American veteran detained in North Korea may be victim of mistaken identity

After an 85-year-old American war veteran was dragged off an airplane and thrown in a North Korean prison a month ago, there are new reports he may have been the victim of mistaken identity.

Merrill E. Newman was traveling with a group on a tour bus through North Korea, and was taken away after boarding an Oct. 26 flight out of the country, his family says.

"They had checked out of the hotel, gone to the airport, boarded the plane," his son Jeffrey Newman told ABC News. "We understand [they] were five minutes from taking off when the Korean official came aboard, asked to see his passport then asked the stewardess to ask him to leave the plane and he left the plane with apparently no incident or drama and he's been there ever since."

But the North Koreans may have thought they were detaining a highly decorated U.S. Korean War veteran who happens to have the same -- or almost the same -- name as him.

Merrill H. Newman, 84, was awarded the Silver Star for holding off a heavy Chinese attack during the war. Both men fought in the Korean War, have almost identical names and are around the same age.

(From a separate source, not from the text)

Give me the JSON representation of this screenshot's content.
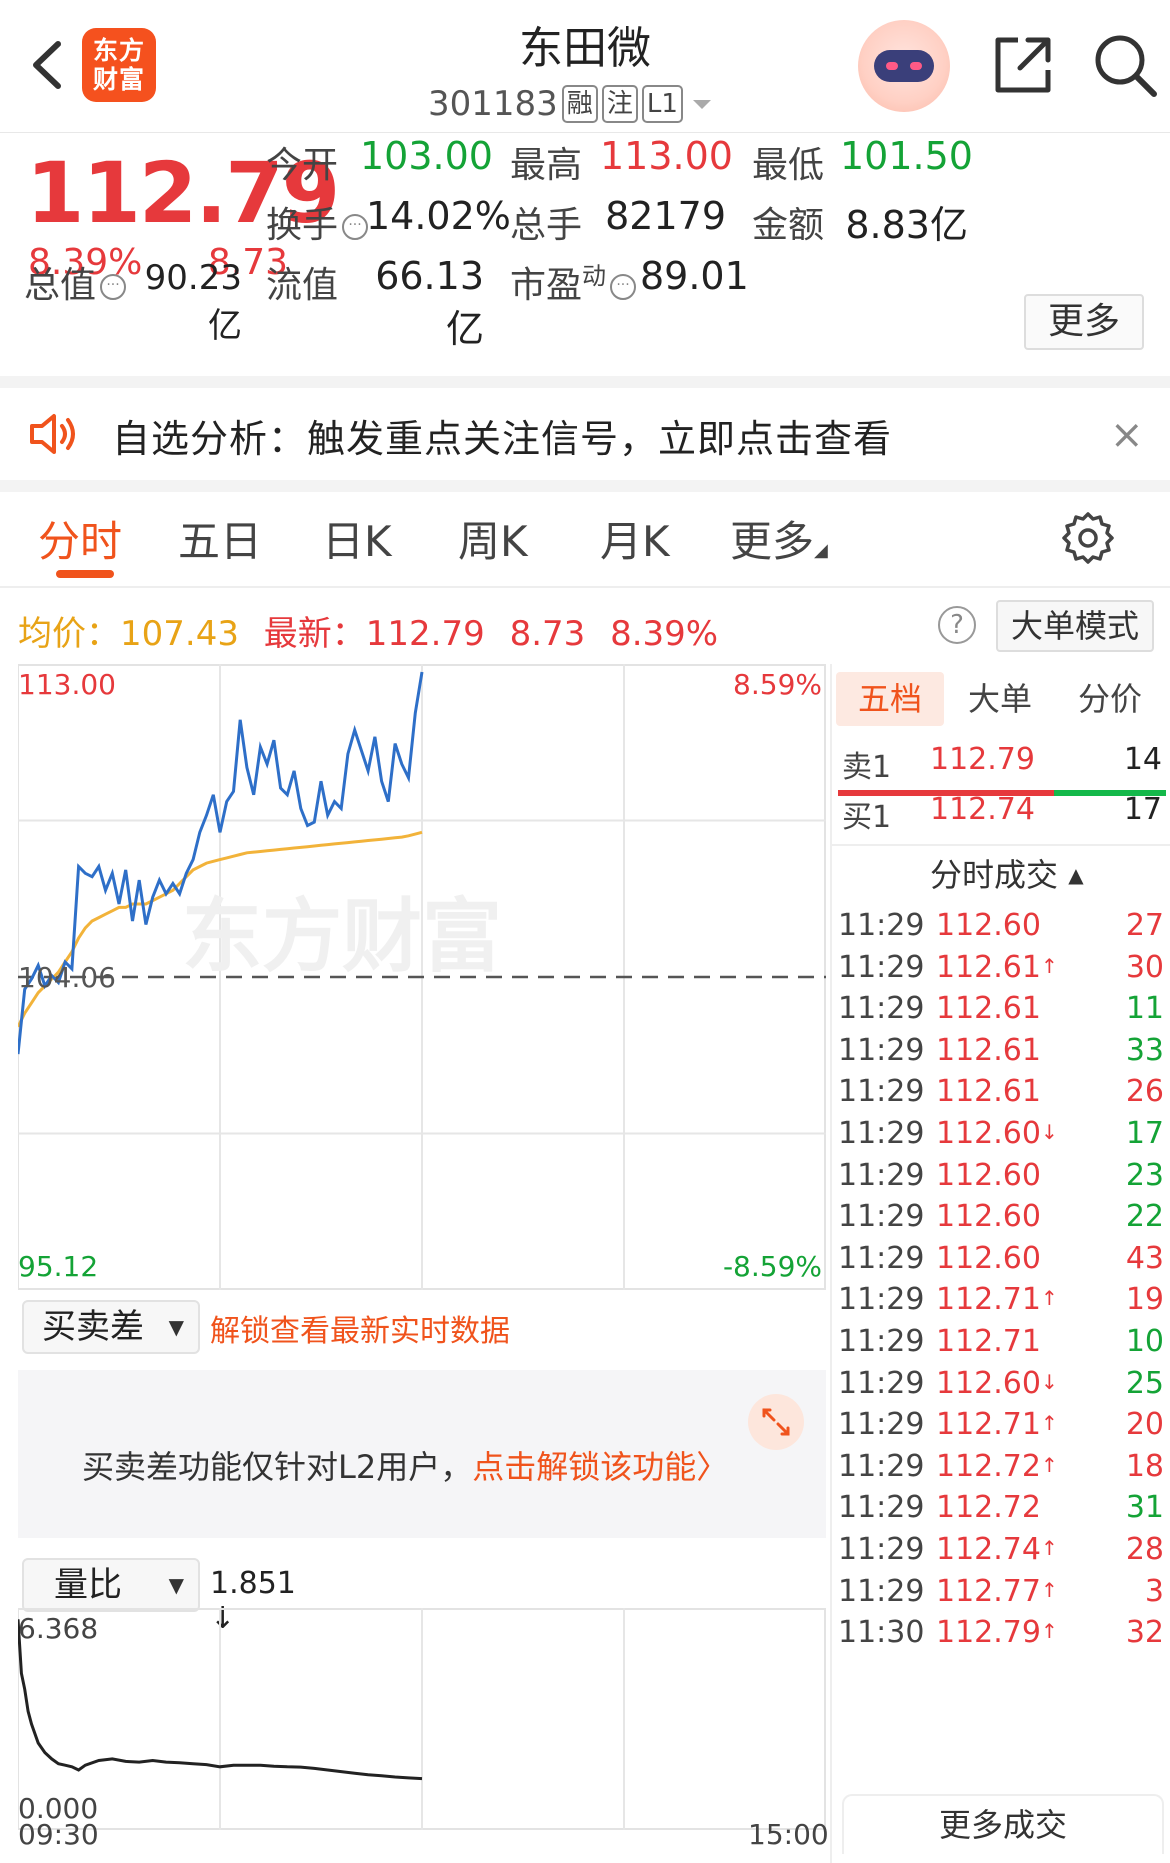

"The thought did occur to me ... that maybe there's a case of mistaken identity," Merrill H. Newman, who lives in Beaverton, Ore., told Reuters.

The family of 85-year-old Merrill E. Newman, now say they fear for his health and safety.

Merrill E. Newman’s wife says the whole thing was a “misunderstanding” and has been pleading with officials at the State Department to intervene.

"We just hope whatever that misunderstanding is will be resolved very quickly and that he can return,” his wife Lee told ABC News.

The biggest worry now, Merrill E. Newman’s family says, is that the former finance executive has a heart condition and has run out of medication.
His family reportedly has sent more medicine to authorities in Beijing with the hope that they can get it to Newman. The medicine has since been picked up by a Swedish ambassador and flown to Pyongyang. However, his family says they have no idea whether he has received the medicine. Swedish Embassy officials are negotiating on Merrill E. Newman’s behalf with North Korea because the United States has no diplomatic dies to North Korea, the State Department has said.

Calls to the State Department by for additional comment were not returned.

“We've no contact from him. We know nothing about his status,” his son said.

Merrill E. Newman had spent three years in North Korea as an infantry officer during the Korean War. He had traveled to South Korea in the past but had wanted to return to North Korea, his son said.

Since 2009, North Korea has detained six Americans, including Kenneth Bae, 45-year-old a Korean-American Christian missionary. Bae was arrested a year ago while leading a group of tourists in the northeastern part of the country. Bae is a U.S. citizen but had been living in China for the past seven years. He was sentenced to 15 years’ hard labor but was transferred to a hospital after falling ill.

In late August, an invitation sent from North Korea to a senior U.S. envoy to discuss Bae’s release was rescinded.

The Associated Press contributed to this report.